Usually, it depends upon who is in and out of power. Truth is, politicians out of power tend to favor democracy, for their best hope into power is to ride a groundswell of citizen unrest. Where, once in power, they tend to lust to squelch the competition.

Democracy is a means to manage competition for political power. That’s one definition anyway. And any group in power tends to be against democracy.

It is one of the basic rules of politics.

But let us look more broadly at the institutions of citizen control of the government. Are we really sure we have it? Are we sure we do not live in a mixed system with heavy elements of plutocracy, oligarchy, and mobocracy as well as star-chamber Deep State machinations?

After all, way back in the late 1930s, Garet Garrett understood that revolutions need not be overt:

There are those who still think they are holding the pass against a revolution that may be coming up the road. But they are gazing in the wrong direction. The revolution is behind them. It went by in the Night of Depression, singing songs to freedom.
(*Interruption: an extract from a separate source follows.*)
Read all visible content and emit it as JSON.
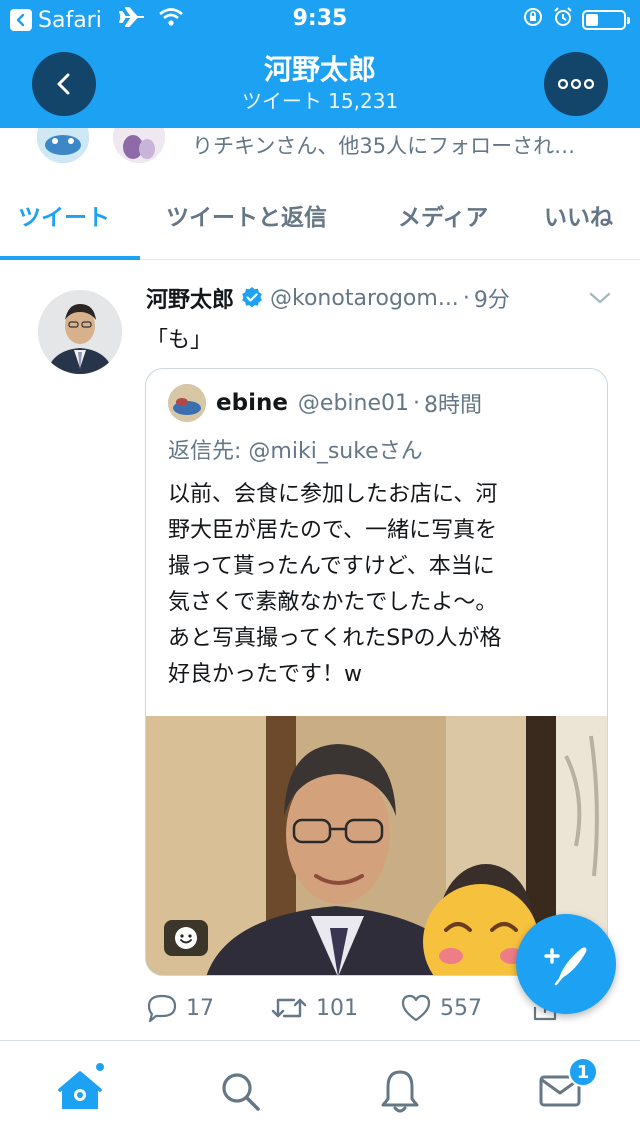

There are those who have never ceased to say very earnestly, “Something is going to happen to the American form of government if we don’t watch out.”

These were the innocent disarmers. Their trust was in words. They had forgotten their Aristotle. More than 2,000 years ago he wrote of what can happen within the form, when “one thing takes the place of another, so that the ancient laws will remain, while the power will be in the hands of those who have brought about revolution in the state.”

The key thing about citizen control of government is that government must be small enough, limited enough, for citizens to practically control. At the time of the founding, the ratio of Representatives to citizens was comparatively balanced — a normal person was apt to know his Rep. Today, to keep up anything like that ratio, our House of Representatives would have to number not 435 but in the many thousands. This means that the federal union that is supposedly the United States may be less democratic today than it was two centuries ago . . . when it was explicitly not democratic!

But Americans, when they hear this, usually just shrug.

I think it is pretty obvious that people do not want democracy. Government is something we get activated about when we fret about a particular issue. But most people have the sense to shove most questions of governance off their proverbial front burners and onto that of experts. Who have their own special interests.

The consequences of this, of course, is not democracy but rule by the most vociferous and greedy factions. The revolution of the 20th century — away from constitutional constraints and a decent balance between “the people” and “the government” and to the establishment of a vast administrative state with its bureaucracy and vast transfer programs and regulations placing unequal burdens upon society, for the benefit of some and not others — is the result of the activism of some and the “inactivism” of the many.

Is that democracy? Hardly. But the metamorphosis did not require much bloodshed, as Garrett explained:

Revolution in the modern case is no longer an uncouth business. The ancient demagogic art, like every other art, has, as we say, advanced. It has become in fact a science — the science of political dynamics. And your scientific revolutionary in spectacles regards force in a cold, impartial manner. It may or may not be necessary. If not, so much the better; to employ it wantonly, or for the love of it, when it is not necessary, is vulgar, unintelligent and wasteful. Destruction is not the aim. The more you destroy the less there is to take over. Always the single end in view is a transfer of power.

I find it funny that there are people who think they are “for democracy” but really just demand more power for their faction.

My laughter is not exactly mirthful, I admit.